* TASK BRIEF
In your copy of the records, include every word exactly and no pictures.

* RECORDS FOR THE TASK
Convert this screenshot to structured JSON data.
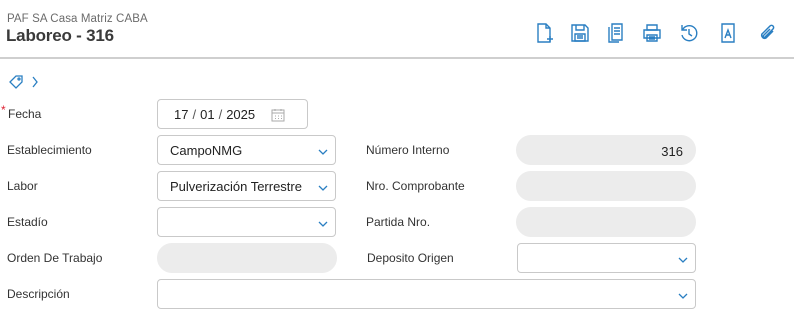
{
  "header": {
    "company": "PAF SA Casa Matriz CABA",
    "title": "Laboreo - 316"
  },
  "toolbar": {
    "icons": [
      "new-document-icon",
      "save-icon",
      "copy-icon",
      "print-icon",
      "history-icon",
      "document-text-icon",
      "attachment-icon"
    ]
  },
  "colors": {
    "accent": "#2a7fc2",
    "required": "#dd2233"
  },
  "form": {
    "fecha": {
      "label": "Fecha",
      "required_mark": "*",
      "day": "17",
      "month": "01",
      "year": "2025",
      "sep": "/"
    },
    "establecimiento": {
      "label": "Establecimiento",
      "value": "CampoNMG"
    },
    "numero_interno": {
      "label": "Número Interno",
      "value": "316"
    },
    "labor": {
      "label": "Labor",
      "value": "Pulverización Terrestre"
    },
    "nro_comprobante": {
      "label": "Nro. Comprobante",
      "value": ""
    },
    "estadio": {
      "label": "Estadío",
      "value": ""
    },
    "partida_nro": {
      "label": "Partida Nro.",
      "value": ""
    },
    "orden_de_trabajo": {
      "label": "Orden De Trabajo",
      "value": ""
    },
    "deposito_origen": {
      "label": "Deposito Origen",
      "value": ""
    },
    "descripcion": {
      "label": "Descripción",
      "value": ""
    }
  }
}
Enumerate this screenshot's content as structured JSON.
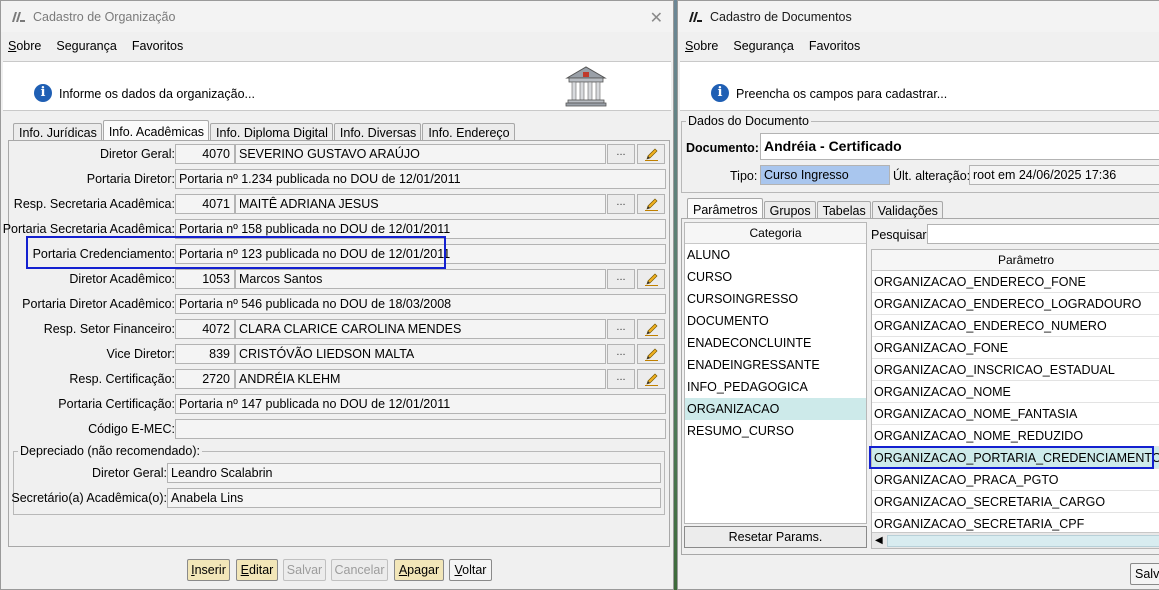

* RESPONSE TO THE EXERCISE
Convert this screenshot to structured JSON data.
{
  "header": {
    "company": "PAF SA Casa Matriz CABA",
    "title": "Laboreo - 316"
  },
  "toolbar": {
    "icons": [
      "new-document-icon",
      "save-icon",
      "copy-icon",
      "print-icon",
      "history-icon",
      "document-text-icon",
      "attachment-icon"
    ]
  },
  "colors": {
    "accent": "#2a7fc2",
    "required": "#dd2233"
  },
  "form": {
    "fecha": {
      "label": "Fecha",
      "required_mark": "*",
      "day": "17",
      "month": "01",
      "year": "2025",
      "sep": "/"
    },
    "establecimiento": {
      "label": "Establecimiento",
      "value": "CampoNMG"
    },
    "numero_interno": {
      "label": "Número Interno",
      "value": "316"
    },
    "labor": {
      "label": "Labor",
      "value": "Pulverización Terrestre"
    },
    "nro_comprobante": {
      "label": "Nro. Comprobante",
      "value": ""
    },
    "estadio": {
      "label": "Estadío",
      "value": ""
    },
    "partida_nro": {
      "label": "Partida Nro.",
      "value": ""
    },
    "orden_de_trabajo": {
      "label": "Orden De Trabajo",
      "value": ""
    },
    "deposito_origen": {
      "label": "Deposito Origen",
      "value": ""
    },
    "descripcion": {
      "label": "Descripción",
      "value": ""
    }
  }
}
Enumerate this screenshot's content as structured JSON.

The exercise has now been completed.